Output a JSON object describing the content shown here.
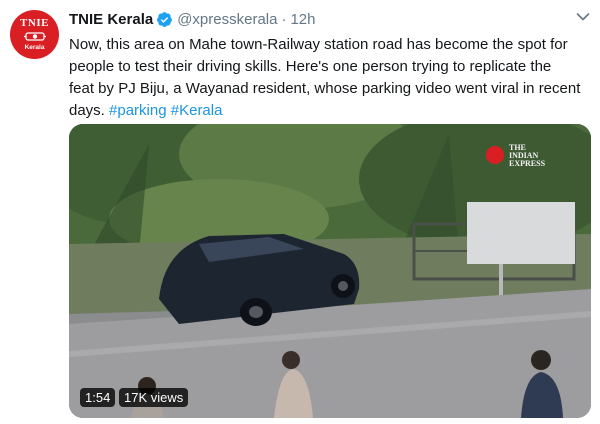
{
  "tweet": {
    "avatar": {
      "line1": "TNIE",
      "line2": "Kerala"
    },
    "author_name": "TNIE Kerala",
    "handle": "@xpresskerala",
    "separator": "·",
    "time": "12h",
    "text": [
      "Now, this area on Mahe town-Railway station road has become the spot for",
      "people to test their driving skills. Here's one person trying to replicate the",
      "feat by PJ Biju, a Wayanad resident, whose parking video went viral in recent"
    ],
    "last_line_text": "days. ",
    "hashtags": [
      "#parking",
      "#Kerala"
    ],
    "media": {
      "watermark_line1": "THE",
      "watermark_line2": "INDIAN",
      "watermark_line3": "EXPRESS",
      "duration": "1:54",
      "views": "17K views"
    }
  },
  "colors": {
    "brand_red": "#d91e24",
    "verified_blue": "#1da1f2",
    "hashtag_blue": "#1b95e0",
    "secondary_text": "#657786"
  },
  "icons": [
    "verified-badge-icon",
    "caret-down-icon"
  ]
}
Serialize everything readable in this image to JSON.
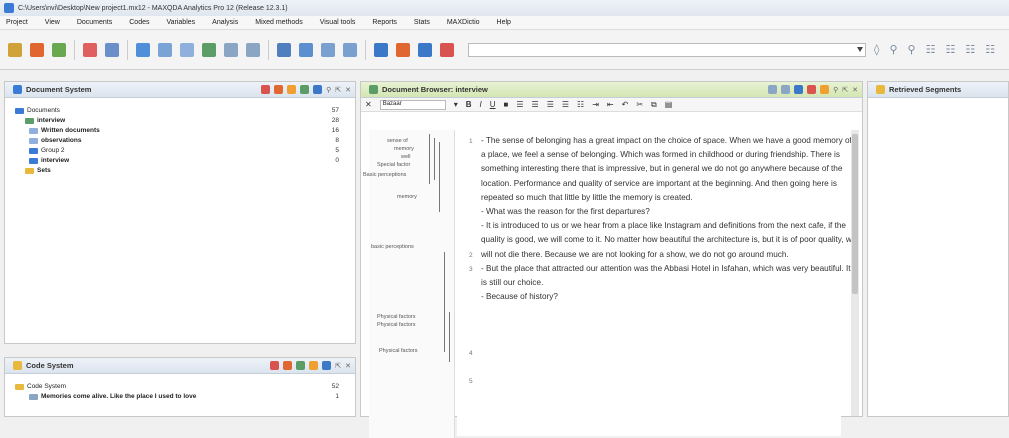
{
  "window": {
    "title": "C:\\Users\\nvi\\Desktop\\New project1.mx12 - MAXQDA Analytics Pro 12 (Release 12.3.1)"
  },
  "menu": [
    "Project",
    "View",
    "Documents",
    "Codes",
    "Variables",
    "Analysis",
    "Mixed methods",
    "Visual tools",
    "Reports",
    "Stats",
    "MAXDictio",
    "Help"
  ],
  "document_system": {
    "title": "Document System",
    "items": [
      {
        "label": "Documents",
        "count": "57"
      },
      {
        "label": "interview",
        "count": "28"
      },
      {
        "label": "Written documents",
        "count": "16"
      },
      {
        "label": "observations",
        "count": "8"
      },
      {
        "label": "Group 2",
        "count": "5"
      },
      {
        "label": "interview",
        "count": "0"
      },
      {
        "label": "Sets",
        "count": ""
      }
    ]
  },
  "code_system": {
    "title": "Code System",
    "items": [
      {
        "label": "Code System",
        "count": "52"
      },
      {
        "label": "Memories come alive. Like the place I used to love",
        "count": "1"
      }
    ]
  },
  "document_browser": {
    "title": "Document Browser: interview",
    "font_field": "Bazaar",
    "code_labels": [
      "sense of",
      "memory",
      "well",
      "Special factor",
      "Basic perceptions",
      "memory",
      "basic perceptions",
      "Physical factors",
      "Physical factors",
      "Physical factors"
    ],
    "paragraphs": [
      {
        "num": "1",
        "text": "- The sense of belonging has a great impact on the choice of space. When we have a good memory of a place, we feel a sense of belonging. Which was formed in childhood or during friendship. There is something interesting there that is impressive, but in general we do not go anywhere because of the location. Performance and quality of service are important at the beginning. And then going here is repeated so much that little by little the memory is created."
      },
      {
        "num": "2",
        "text": "- What was the reason for the first departures?"
      },
      {
        "num": "3",
        "text": "- It is introduced to us or we hear from a place like Instagram and definitions from the next cafe, if the quality is good, we will come to it. No matter how beautiful the architecture is, but it is of poor quality, we will not die there. Because we are not looking for a show, we do not go around much."
      },
      {
        "num": "4",
        "text": "- But the place that attracted our attention was the Abbasi Hotel in Isfahan, which was very beautiful. It is still our choice."
      },
      {
        "num": "5",
        "text": "- Because of history?"
      }
    ]
  },
  "retrieved_segments": {
    "title": "Retrieved Segments"
  },
  "colors": {
    "accent": "#3a7bd5",
    "code_red": "#d9534f",
    "code_orange": "#f0a030",
    "code_green": "#5cb85c",
    "folder_yellow": "#e8b93b"
  },
  "icons": [
    "document-system-icon",
    "code-system-icon",
    "document-browser-icon",
    "retrieved-segments-icon",
    "folder-icon",
    "document-icon"
  ]
}
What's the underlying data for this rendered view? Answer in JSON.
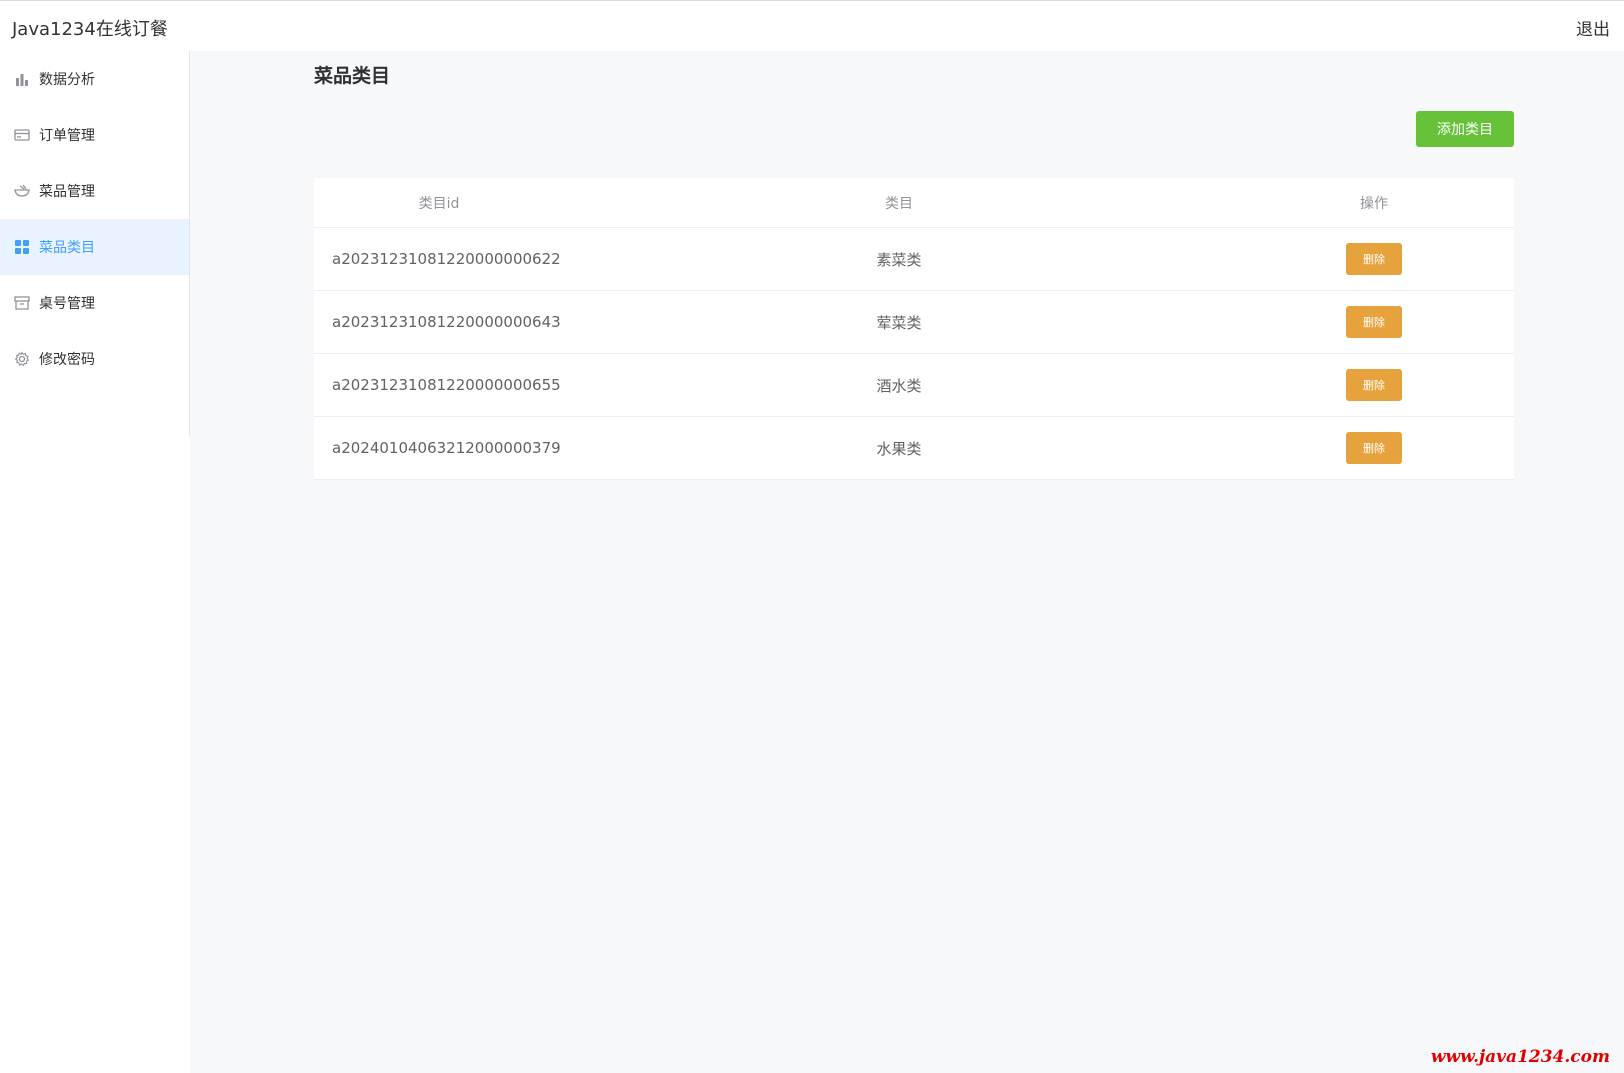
{
  "header": {
    "app_title": "Java1234在线订餐",
    "logout_label": "退出"
  },
  "sidebar": {
    "items": [
      {
        "label": "数据分析",
        "icon": "bar-chart-icon"
      },
      {
        "label": "订单管理",
        "icon": "card-icon"
      },
      {
        "label": "菜品管理",
        "icon": "bowl-icon"
      },
      {
        "label": "菜品类目",
        "icon": "grid-icon",
        "active": true
      },
      {
        "label": "桌号管理",
        "icon": "box-icon"
      },
      {
        "label": "修改密码",
        "icon": "gear-icon"
      }
    ]
  },
  "main": {
    "title": "菜品类目",
    "add_button_label": "添加类目",
    "table": {
      "headers": [
        "类目id",
        "类目",
        "操作"
      ],
      "rows": [
        {
          "id": "a20231231081220000000622",
          "name": "素菜类",
          "action": "删除"
        },
        {
          "id": "a20231231081220000000643",
          "name": "荤菜类",
          "action": "删除"
        },
        {
          "id": "a20231231081220000000655",
          "name": "酒水类",
          "action": "删除"
        },
        {
          "id": "a20240104063212000000379",
          "name": "水果类",
          "action": "删除"
        }
      ]
    }
  },
  "watermark": "www.java1234.com",
  "colors": {
    "primary": "#409eff",
    "success": "#67c23a",
    "warning": "#e6a23c",
    "watermark": "#e00000"
  }
}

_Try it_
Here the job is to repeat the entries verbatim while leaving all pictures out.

_Solution to this task_
Output a JSON object describing the content shown here.
{
  "tweet": {
    "avatar": {
      "line1": "TNIE",
      "line2": "Kerala"
    },
    "author_name": "TNIE Kerala",
    "handle": "@xpresskerala",
    "separator": "·",
    "time": "12h",
    "text": [
      "Now, this area on Mahe town-Railway station road has become the spot for",
      "people to test their driving skills. Here's one person trying to replicate the",
      "feat by PJ Biju, a Wayanad resident, whose parking video went viral in recent"
    ],
    "last_line_text": "days. ",
    "hashtags": [
      "#parking",
      "#Kerala"
    ],
    "media": {
      "watermark_line1": "THE",
      "watermark_line2": "INDIAN",
      "watermark_line3": "EXPRESS",
      "duration": "1:54",
      "views": "17K views"
    }
  },
  "colors": {
    "brand_red": "#d91e24",
    "verified_blue": "#1da1f2",
    "hashtag_blue": "#1b95e0",
    "secondary_text": "#657786"
  },
  "icons": [
    "verified-badge-icon",
    "caret-down-icon"
  ]
}
Serialize everything readable in this image to JSON.
{
  "window": {
    "title": "C:\\Users\\nvi\\Desktop\\New project1.mx12 - MAXQDA Analytics Pro 12 (Release 12.3.1)"
  },
  "menu": [
    "Project",
    "View",
    "Documents",
    "Codes",
    "Variables",
    "Analysis",
    "Mixed methods",
    "Visual tools",
    "Reports",
    "Stats",
    "MAXDictio",
    "Help"
  ],
  "document_system": {
    "title": "Document System",
    "items": [
      {
        "label": "Documents",
        "count": "57"
      },
      {
        "label": "interview",
        "count": "28"
      },
      {
        "label": "Written documents",
        "count": "16"
      },
      {
        "label": "observations",
        "count": "8"
      },
      {
        "label": "Group 2",
        "count": "5"
      },
      {
        "label": "interview",
        "count": "0"
      },
      {
        "label": "Sets",
        "count": ""
      }
    ]
  },
  "code_system": {
    "title": "Code System",
    "items": [
      {
        "label": "Code System",
        "count": "52"
      },
      {
        "label": "Memories come alive. Like the place I used to love",
        "count": "1"
      }
    ]
  },
  "document_browser": {
    "title": "Document Browser: interview",
    "font_field": "Bazaar",
    "code_labels": [
      "sense of",
      "memory",
      "well",
      "Special factor",
      "Basic perceptions",
      "memory",
      "basic perceptions",
      "Physical factors",
      "Physical factors",
      "Physical factors"
    ],
    "paragraphs": [
      {
        "num": "1",
        "text": "- The sense of belonging has a great impact on the choice of space. When we have a good memory of a place, we feel a sense of belonging. Which was formed in childhood or during friendship. There is something interesting there that is impressive, but in general we do not go anywhere because of the location. Performance and quality of service are important at the beginning. And then going here is repeated so much that little by little the memory is created."
      },
      {
        "num": "2",
        "text": "- What was the reason for the first departures?"
      },
      {
        "num": "3",
        "text": "- It is introduced to us or we hear from a place like Instagram and definitions from the next cafe, if the quality is good, we will come to it. No matter how beautiful the architecture is, but it is of poor quality, we will not die there. Because we are not looking for a show, we do not go around much."
      },
      {
        "num": "4",
        "text": "- But the place that attracted our attention was the Abbasi Hotel in Isfahan, which was very beautiful. It is still our choice."
      },
      {
        "num": "5",
        "text": "- Because of history?"
      }
    ]
  },
  "retrieved_segments": {
    "title": "Retrieved Segments"
  },
  "colors": {
    "accent": "#3a7bd5",
    "code_red": "#d9534f",
    "code_orange": "#f0a030",
    "code_green": "#5cb85c",
    "folder_yellow": "#e8b93b"
  },
  "icons": [
    "document-system-icon",
    "code-system-icon",
    "document-browser-icon",
    "retrieved-segments-icon",
    "folder-icon",
    "document-icon"
  ]
}
What's the underlying data for this rendered view? Answer in JSON.
{
  "header": {
    "app_title": "Java1234在线订餐",
    "logout_label": "退出"
  },
  "sidebar": {
    "items": [
      {
        "label": "数据分析",
        "icon": "bar-chart-icon"
      },
      {
        "label": "订单管理",
        "icon": "card-icon"
      },
      {
        "label": "菜品管理",
        "icon": "bowl-icon"
      },
      {
        "label": "菜品类目",
        "icon": "grid-icon",
        "active": true
      },
      {
        "label": "桌号管理",
        "icon": "box-icon"
      },
      {
        "label": "修改密码",
        "icon": "gear-icon"
      }
    ]
  },
  "main": {
    "title": "菜品类目",
    "add_button_label": "添加类目",
    "table": {
      "headers": [
        "类目id",
        "类目",
        "操作"
      ],
      "rows": [
        {
          "id": "a20231231081220000000622",
          "name": "素菜类",
          "action": "删除"
        },
        {
          "id": "a20231231081220000000643",
          "name": "荤菜类",
          "action": "删除"
        },
        {
          "id": "a20231231081220000000655",
          "name": "酒水类",
          "action": "删除"
        },
        {
          "id": "a20240104063212000000379",
          "name": "水果类",
          "action": "删除"
        }
      ]
    }
  },
  "watermark": "www.java1234.com",
  "colors": {
    "primary": "#409eff",
    "success": "#67c23a",
    "warning": "#e6a23c",
    "watermark": "#e00000"
  }
}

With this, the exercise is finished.